Under Irish merger control rules, mergers or acquisitions which meet certain financial thresholds require competition clearance from the Competition and Consumer Protection Commission (CCPC). On 1 January 2019, the financial thresholds triggering a requirement for competition clearance will be increased.
This follows a recommendation by the Department of Enterprise, Business and Innovation (the Department) contained in its September 2017 “Consultation on a review of certain provisions under the Competition Act 2002, as amended, relating to merger and acquisitions” and the subsequent responses to that Consultation.
Under the current regime (which lowered the notification thresholds in November 2014), the thresholds triggering a requirement for competition clearance are governed by the Competition and Consumer Protection Act 2014 and such clearance is required when in respect of a proposed merger or acquisition:

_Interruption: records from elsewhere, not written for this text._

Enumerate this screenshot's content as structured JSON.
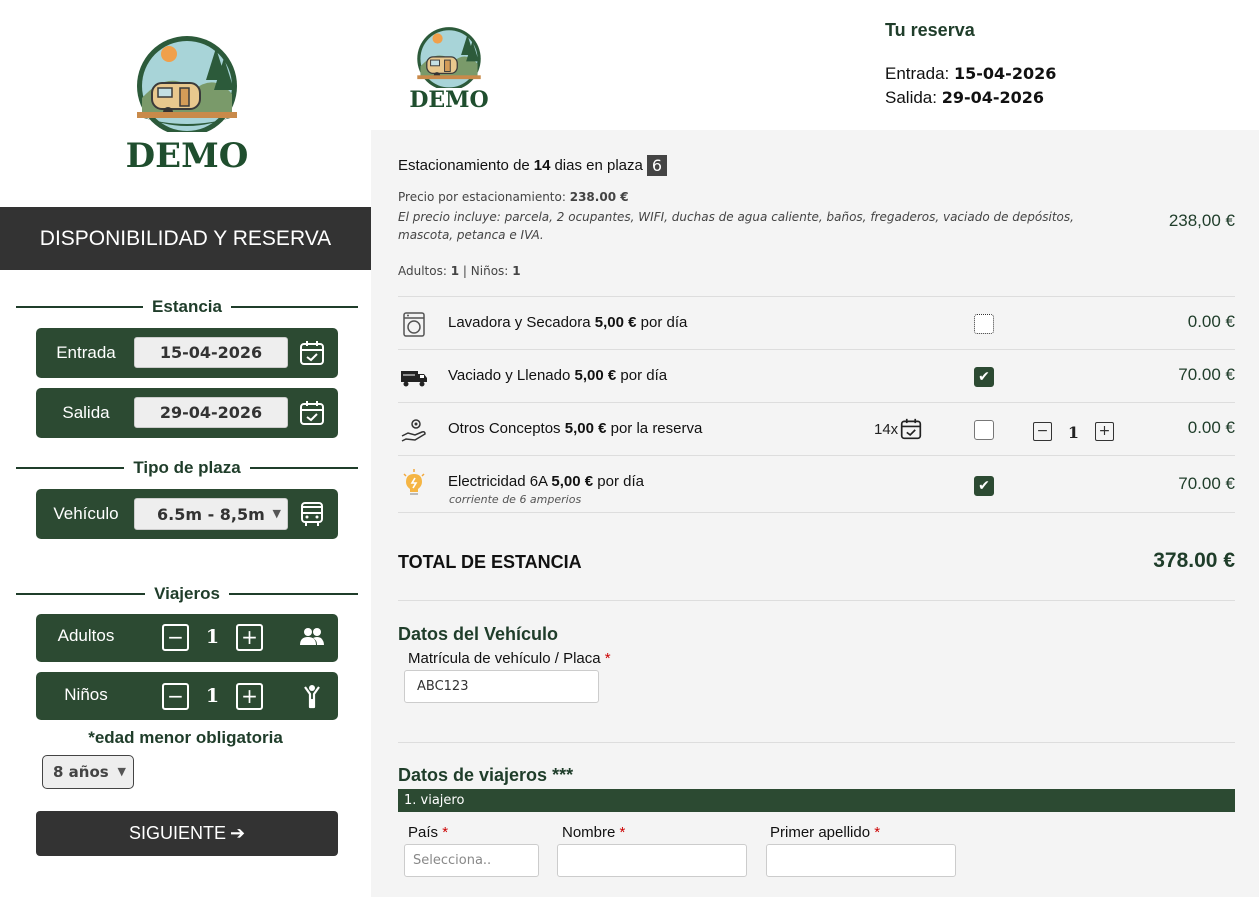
{
  "brand": {
    "logo_text": "DEMO"
  },
  "sidebar": {
    "header": "DISPONIBILIDAD Y RESERVA",
    "stay_title": "Estancia",
    "entry_label": "Entrada",
    "entry_value": "15-04-2026",
    "exit_label": "Salida",
    "exit_value": "29-04-2026",
    "pitch_title": "Tipo de plaza",
    "vehicle_label": "Vehículo",
    "vehicle_value": "6.5m - 8,5m",
    "travelers_title": "Viajeros",
    "adults_label": "Adultos",
    "adults_value": "1",
    "children_label": "Niños",
    "children_value": "1",
    "age_note": "*edad menor obligatoria",
    "age_value": "8 años",
    "next_label": "SIGUIENTE"
  },
  "booking": {
    "title": "Tu reserva",
    "entry_label": "Entrada:",
    "entry_value": "15-04-2026",
    "exit_label": "Salida:",
    "exit_value": "29-04-2026"
  },
  "summary": {
    "parking_pre": "Estacionamiento de",
    "days": "14",
    "parking_mid": "dias en plaza",
    "plaza": "6",
    "price_label": "Precio por estacionamiento:",
    "price_value": "238.00 €",
    "includes": "El precio incluye: parcela, 2 ocupantes, WIFI, duchas de agua caliente, baños, fregaderos, vaciado de depósitos, mascota, petanca e IVA.",
    "base_total": "238,00 €",
    "adults_label": "Adultos:",
    "adults_value": "1",
    "sep": "|",
    "children_label": "Niños:",
    "children_value": "1"
  },
  "extras": [
    {
      "name": "Lavadora y Secadora",
      "price_unit": "5,00 €",
      "per": "por día",
      "checked": false,
      "total": "0.00 €",
      "icon": "washing-machine-icon"
    },
    {
      "name": "Vaciado y Llenado",
      "price_unit": "5,00 €",
      "per": "por día",
      "checked": true,
      "total": "70.00 €",
      "icon": "truck-icon"
    },
    {
      "name": "Otros Conceptos",
      "price_unit": "5,00 €",
      "per": "por la reserva",
      "days": "14x",
      "qty": "1",
      "checked": false,
      "total": "0.00 €",
      "icon": "service-hand-icon"
    },
    {
      "name": "Electricidad 6A",
      "price_unit": "5,00 €",
      "per": "por día",
      "sub": "corriente de 6 amperios",
      "checked": true,
      "total": "70.00 €",
      "icon": "lightbulb-icon"
    }
  ],
  "total": {
    "label": "TOTAL DE ESTANCIA",
    "value": "378.00 €"
  },
  "vehicle_section": {
    "title": "Datos del Vehículo",
    "plate_label": "Matrícula de vehículo / Placa",
    "required_mark": "*",
    "plate_value": "ABC123"
  },
  "travelers_section": {
    "title": "Datos de viajeros ***",
    "traveler_bar": "1. viajero",
    "country_label": "País",
    "country_placeholder": "Selecciona..",
    "name_label": "Nombre",
    "surname_label": "Primer apellido",
    "required_mark": "*"
  },
  "colors": {
    "primary": "#2c4a32",
    "dark": "#333333",
    "accent_text": "#1f3d2a",
    "required": "#cc0000"
  }
}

These thresholds have been criticised as being too low and overly burdensome on businesses involved in merger and acquisition transactions. When a transaction is notifiable, there is a significant cost of notification (including a €8,000 statutory notification fee) which delays the transaction and adds uncertainty as to the outcome of the notification process.
Since 2014, there has been a significant increase in the number of merger notifications to the CCPC which have an insubstantial effect on competition. The Department estimated that if the proposed changes had been in effect in 2016, the number of notifications to the CCPC would have been reduced by over 37%. The Department concluded that none of the cases which would have been excluded over the period 2015/2016 raised any serious issues of competition concerns in Ireland.

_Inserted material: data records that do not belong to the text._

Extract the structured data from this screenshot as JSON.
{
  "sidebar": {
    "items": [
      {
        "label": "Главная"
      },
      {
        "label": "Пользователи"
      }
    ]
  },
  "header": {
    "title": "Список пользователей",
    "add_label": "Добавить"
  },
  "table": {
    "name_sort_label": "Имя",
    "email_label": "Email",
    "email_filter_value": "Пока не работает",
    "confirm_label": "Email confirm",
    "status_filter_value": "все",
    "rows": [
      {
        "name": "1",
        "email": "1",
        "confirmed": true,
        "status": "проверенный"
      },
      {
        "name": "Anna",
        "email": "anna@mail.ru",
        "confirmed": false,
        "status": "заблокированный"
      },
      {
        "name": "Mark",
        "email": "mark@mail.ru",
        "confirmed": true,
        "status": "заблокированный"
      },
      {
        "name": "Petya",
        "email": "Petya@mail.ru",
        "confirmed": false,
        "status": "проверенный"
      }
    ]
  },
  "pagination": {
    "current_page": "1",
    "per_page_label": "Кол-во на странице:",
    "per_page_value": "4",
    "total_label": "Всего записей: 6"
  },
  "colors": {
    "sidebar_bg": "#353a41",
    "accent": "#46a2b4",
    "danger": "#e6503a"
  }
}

From 1 January 2019, the new thresholds for a compulsory notification of a merger or acquisition to the CCPC will be as follows:
It should be noted that the implementation of the above thresholds will not apply to Irish media mergers which will be still subject to mandatory notification irrespective of the value of the transaction.

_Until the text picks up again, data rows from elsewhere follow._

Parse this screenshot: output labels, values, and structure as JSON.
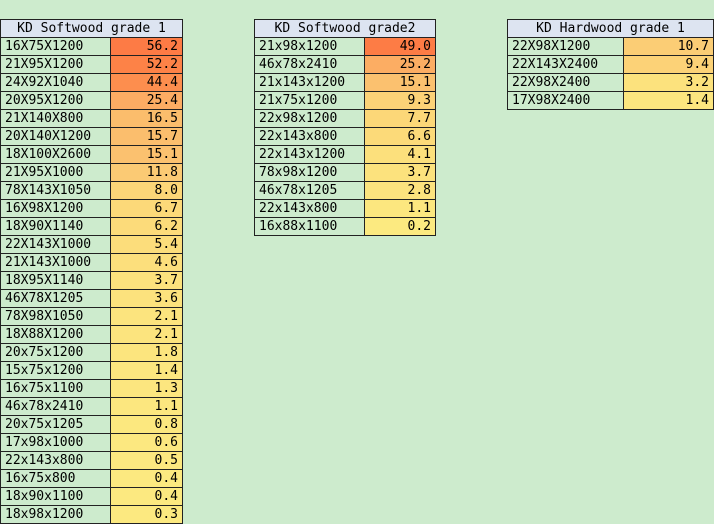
{
  "tables": [
    {
      "title": "KD Softwood grade 1",
      "rows": [
        {
          "name": "16X75X1200",
          "value": "56.2",
          "color": "#fd7b45"
        },
        {
          "name": "21X95X1200",
          "value": "52.2",
          "color": "#fd8247"
        },
        {
          "name": "24X92X1040",
          "value": "44.4",
          "color": "#fd8e4e"
        },
        {
          "name": "20X95X1200",
          "value": "25.4",
          "color": "#fcac63"
        },
        {
          "name": "21X140X800",
          "value": "16.5",
          "color": "#fbbd6c"
        },
        {
          "name": "20X140X1200",
          "value": "15.7",
          "color": "#fbbe6d"
        },
        {
          "name": "18X100X2600",
          "value": "15.1",
          "color": "#fbc16f"
        },
        {
          "name": "21X95X1000",
          "value": "11.8",
          "color": "#fbca74"
        },
        {
          "name": "78X143X1050",
          "value": "8.0",
          "color": "#fcd678"
        },
        {
          "name": "16X98X1200",
          "value": "6.7",
          "color": "#fcd979"
        },
        {
          "name": "18X90X1140",
          "value": "6.2",
          "color": "#fcdb7a"
        },
        {
          "name": "22X143X1000",
          "value": "5.4",
          "color": "#fcdd7b"
        },
        {
          "name": "21X143X1000",
          "value": "4.6",
          "color": "#fcdf7c"
        },
        {
          "name": "18X95X1140",
          "value": "3.7",
          "color": "#fce27d"
        },
        {
          "name": "46X78X1205",
          "value": "3.6",
          "color": "#fce27d"
        },
        {
          "name": "78X98X1050",
          "value": "2.1",
          "color": "#fce47e"
        },
        {
          "name": "18X88X1200",
          "value": "2.1",
          "color": "#fce47e"
        },
        {
          "name": "20x75x1200",
          "value": "1.8",
          "color": "#fce57e"
        },
        {
          "name": "15x75x1200",
          "value": "1.4",
          "color": "#fce67f"
        },
        {
          "name": "16x75x1100",
          "value": "1.3",
          "color": "#fce67f"
        },
        {
          "name": "46x78x2410",
          "value": "1.1",
          "color": "#fce77f"
        },
        {
          "name": "20x75x1205",
          "value": "0.8",
          "color": "#fce87f"
        },
        {
          "name": "17x98x1000",
          "value": "0.6",
          "color": "#fce880"
        },
        {
          "name": "22x143x800",
          "value": "0.5",
          "color": "#fce880"
        },
        {
          "name": "16x75x800",
          "value": "0.4",
          "color": "#fce980"
        },
        {
          "name": "18x90x1100",
          "value": "0.4",
          "color": "#fce980"
        },
        {
          "name": "18x98x1200",
          "value": "0.3",
          "color": "#fce980"
        }
      ]
    },
    {
      "title": "KD Softwood grade2",
      "rows": [
        {
          "name": "21x98x1200",
          "value": "49.0",
          "color": "#fd7c45"
        },
        {
          "name": "46x78x2410",
          "value": "25.2",
          "color": "#fcad63"
        },
        {
          "name": "21x143x1200",
          "value": "15.1",
          "color": "#fbc16f"
        },
        {
          "name": "21x75x1200",
          "value": "9.3",
          "color": "#fcd277"
        },
        {
          "name": "22x98x1200",
          "value": "7.7",
          "color": "#fcd778"
        },
        {
          "name": "22x143x800",
          "value": "6.6",
          "color": "#fcda79"
        },
        {
          "name": "22x143x1200",
          "value": "4.1",
          "color": "#fce07c"
        },
        {
          "name": "78x98x1200",
          "value": "3.7",
          "color": "#fce27d"
        },
        {
          "name": "46x78x1205",
          "value": "2.8",
          "color": "#fce37e"
        },
        {
          "name": "22x143x800",
          "value": "1.1",
          "color": "#fce77f"
        },
        {
          "name": "16x88x1100",
          "value": "0.2",
          "color": "#fcea80"
        }
      ]
    },
    {
      "title": "KD Hardwood grade 1",
      "rows": [
        {
          "name": "22X98X1200",
          "value": "10.7",
          "color": "#fbcd75"
        },
        {
          "name": "22X143X2400",
          "value": "9.4",
          "color": "#fcd277"
        },
        {
          "name": "22X98X2400",
          "value": "3.2",
          "color": "#fce27d"
        },
        {
          "name": "17X98X2400",
          "value": "1.4",
          "color": "#fce67f"
        }
      ]
    }
  ]
}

The proposed increase in the financial thresholds has been positively received. It is generally accepted that the current individual threshold of €3 million is too low and has resulted in transactions of limited competitive impact requiring CCPC clearance. The Department noted that the new thresholds will align the Irish regime with comparable jurisdictions of similar-sized economies. While the new provisions will be welcomed by all involved in merger and acquisition transactions, the developments will be particularly welcomed by those involved in property transactions which saw a fifteen-fold increase in notifications post implementation of the 2014 Act.
For further information contact Brian O’Neill or Darragh O’Dea